N2 - This essay discusses Fujiko Nakaya, a Japanese artist who has been known since 1970 for the use of fog in her site-specific installations. Nakaya’s outdoor work is designed for and interacts with a particular site, facilitating spectators’ kinaesthetic awareness through a dynamic visibility and strategies of immersion. This essay discusses Nakaya’s fog work as reflecting her early contact with Western art in the late 1960s and early 1970s, filtered through a particularly Japanese aesthetic. I argue that the underlying principle informing Nakaya’s fog art is one of an imagined natural core that is accessible to the spectator paradoxically through the very artificiality of the environment Nakaya creates, and through the work’s facilitation of a reflexive receptiveness of one’s own transience. Nakaya’s work sustains an irresolvable relation between nature and culture that rejects the simple dichotomy of the human and the natural. Nakaya’s work accentuates the embodied experience of the spectator, giving rise to a new form of participation and ecological awareness.

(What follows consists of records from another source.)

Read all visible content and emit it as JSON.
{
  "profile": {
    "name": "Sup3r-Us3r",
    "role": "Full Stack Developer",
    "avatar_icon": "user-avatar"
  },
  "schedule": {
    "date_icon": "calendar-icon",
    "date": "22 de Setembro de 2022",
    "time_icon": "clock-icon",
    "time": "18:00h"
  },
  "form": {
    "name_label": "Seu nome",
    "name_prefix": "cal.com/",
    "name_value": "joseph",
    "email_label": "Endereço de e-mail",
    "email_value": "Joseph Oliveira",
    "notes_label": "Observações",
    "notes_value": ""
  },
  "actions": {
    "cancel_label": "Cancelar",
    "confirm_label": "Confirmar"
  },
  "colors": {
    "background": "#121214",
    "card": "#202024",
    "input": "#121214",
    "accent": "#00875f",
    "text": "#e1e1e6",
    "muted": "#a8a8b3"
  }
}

AB - This essay discusses Fujiko Nakaya, a Japanese artist who has been known since 1970 for the use of fog in her site-specific installations. Nakaya’s outdoor work is designed for and interacts with a particular site, facilitating spectators’ kinaesthetic awareness through a dynamic visibility and strategies of immersion. This essay discusses Nakaya’s fog work as reflecting her early contact with Western art in the late 1960s and early 1970s, filtered through a particularly Japanese aesthetic. I argue that the underlying principle informing Nakaya’s fog art is one of an imagined natural core that is accessible to the spectator paradoxically through the very artificiality of the environment Nakaya creates, and through the work’s facilitation of a reflexive receptiveness of one’s own transience. Nakaya’s work sustains an irresolvable relation between nature and culture that rejects the simple dichotomy of the human and the natural. Nakaya’s work accentuates the embodied experience of the spectator, giving rise to a new form of participation and ecological awareness.

KW - ecology

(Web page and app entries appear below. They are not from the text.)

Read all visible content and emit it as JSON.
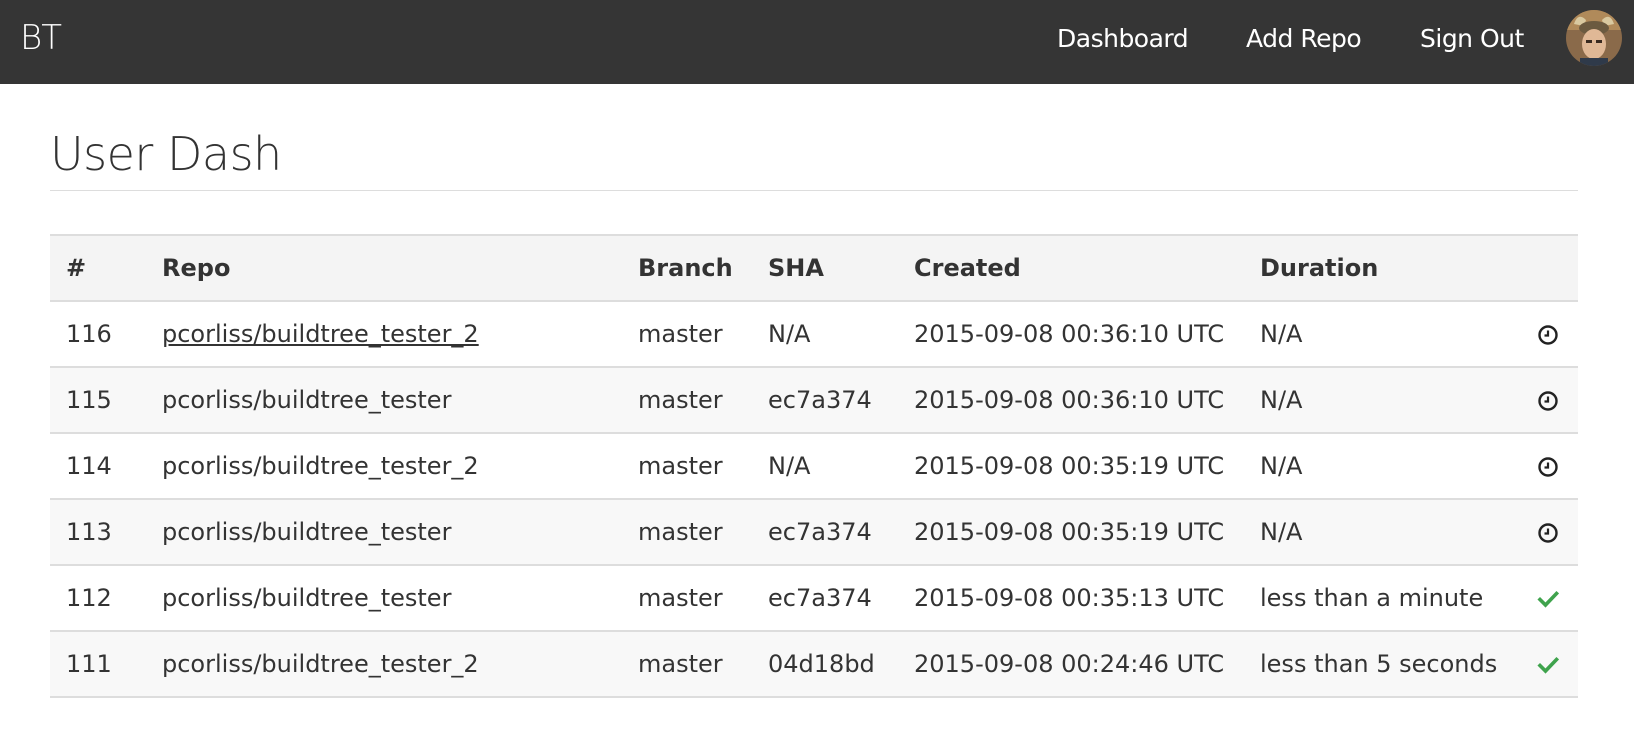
{
  "navbar": {
    "brand": "BT",
    "links": [
      {
        "label": "Dashboard"
      },
      {
        "label": "Add Repo"
      },
      {
        "label": "Sign Out"
      }
    ],
    "avatar_icon": "user-avatar"
  },
  "page": {
    "title": "User Dash"
  },
  "table": {
    "headers": [
      "#",
      "Repo",
      "Branch",
      "SHA",
      "Created",
      "Duration"
    ],
    "rows": [
      {
        "num": "116",
        "repo": "pcorliss/buildtree_tester_2",
        "branch": "master",
        "sha": "N/A",
        "created": "2015-09-08 00:36:10 UTC",
        "duration": "N/A",
        "status": "pending"
      },
      {
        "num": "115",
        "repo": "pcorliss/buildtree_tester",
        "branch": "master",
        "sha": "ec7a374",
        "created": "2015-09-08 00:36:10 UTC",
        "duration": "N/A",
        "status": "pending"
      },
      {
        "num": "114",
        "repo": "pcorliss/buildtree_tester_2",
        "branch": "master",
        "sha": "N/A",
        "created": "2015-09-08 00:35:19 UTC",
        "duration": "N/A",
        "status": "pending"
      },
      {
        "num": "113",
        "repo": "pcorliss/buildtree_tester",
        "branch": "master",
        "sha": "ec7a374",
        "created": "2015-09-08 00:35:19 UTC",
        "duration": "N/A",
        "status": "pending"
      },
      {
        "num": "112",
        "repo": "pcorliss/buildtree_tester",
        "branch": "master",
        "sha": "ec7a374",
        "created": "2015-09-08 00:35:13 UTC",
        "duration": "less than a minute",
        "status": "success"
      },
      {
        "num": "111",
        "repo": "pcorliss/buildtree_tester_2",
        "branch": "master",
        "sha": "04d18bd",
        "created": "2015-09-08 00:24:46 UTC",
        "duration": "less than 5 seconds",
        "status": "success"
      }
    ]
  },
  "colors": {
    "navbar_bg": "#353535",
    "success": "#3fa34d",
    "text": "#333333"
  }
}
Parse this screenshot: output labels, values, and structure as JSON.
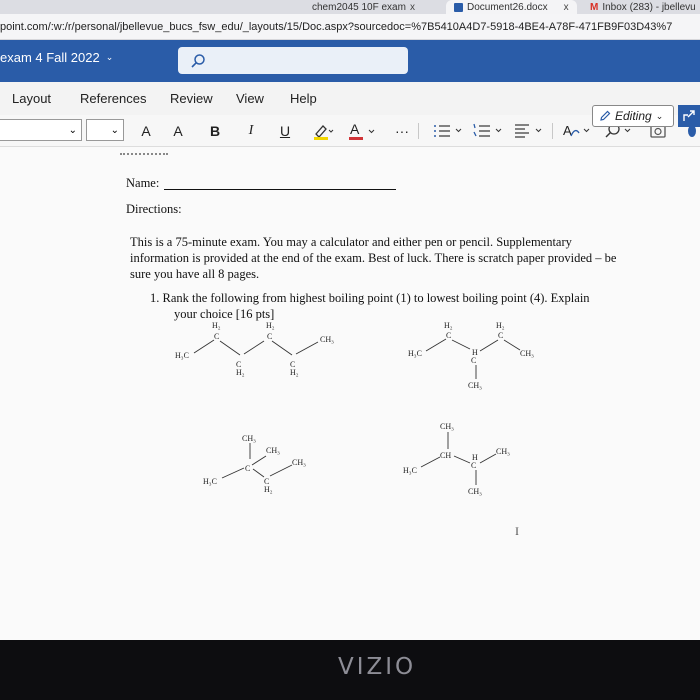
{
  "browser": {
    "tabs": [
      {
        "label": "chem2045 10F exam",
        "close": "x"
      },
      {
        "label": "Document26.docx",
        "close": "x"
      },
      {
        "label": "Inbox (283) - jbellevu"
      }
    ],
    "url": "point.com/:w:/r/personal/jbellevue_bucs_fsw_edu/_layouts/15/Doc.aspx?sourcedoc=%7B5410A4D7-5918-4BE4-A78F-471FB9F03D43%7"
  },
  "title_bar": {
    "doc_title": "exam 4 Fall 2022",
    "search_icon": "search-icon"
  },
  "menu": {
    "items": [
      "Layout",
      "References",
      "Review",
      "View",
      "Help"
    ]
  },
  "toolbar": {
    "grow_font": "A",
    "shrink_font": "A",
    "bold": "B",
    "italic": "I",
    "underline": "U",
    "more": "···",
    "editing_label": "Editing"
  },
  "document": {
    "name_label": "Name:",
    "directions_label": "Directions:",
    "directions_text": [
      "This is a 75-minute exam. You may a calculator and either pen or pencil. Supplementary",
      "information is provided at the end of the exam. Best of luck. There is scratch paper provided – be",
      "sure you have all 8 pages."
    ],
    "question_1": [
      "1.  Rank the following from highest boiling point (1) to lowest boiling point (4). Explain",
      "your choice [16 pts]"
    ],
    "structure_labels": {
      "h3c": "H₃C",
      "h2": "H₂",
      "c": "C",
      "ch3": "CH₃",
      "ch": "CH",
      "h": "H"
    }
  },
  "tv": {
    "brand": "VIZIO"
  },
  "colors": {
    "ribbon_blue": "#2a5ca8",
    "highlight_yellow": "#f2d600",
    "font_red": "#d13438",
    "page": "#fafafa"
  }
}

KW - human-nature binary

KW - participation

KW - performance installation

UR - http://www.scopus.com/inward/record.url?scp=85052151048&partnerID=8YFLogxK

U2 - 10.1080/14682761.2018.1506965

DO - 10.1080/14682761.2018.1506965

M3 - Article

VL - 39

SP - 165

EP - 176

JO - Studies in Theatre and Performance

T2 - Studies in Theatre and Performance

JF - Studies in Theatre and Performance

SN - 1468-2761

IS - 2

ER -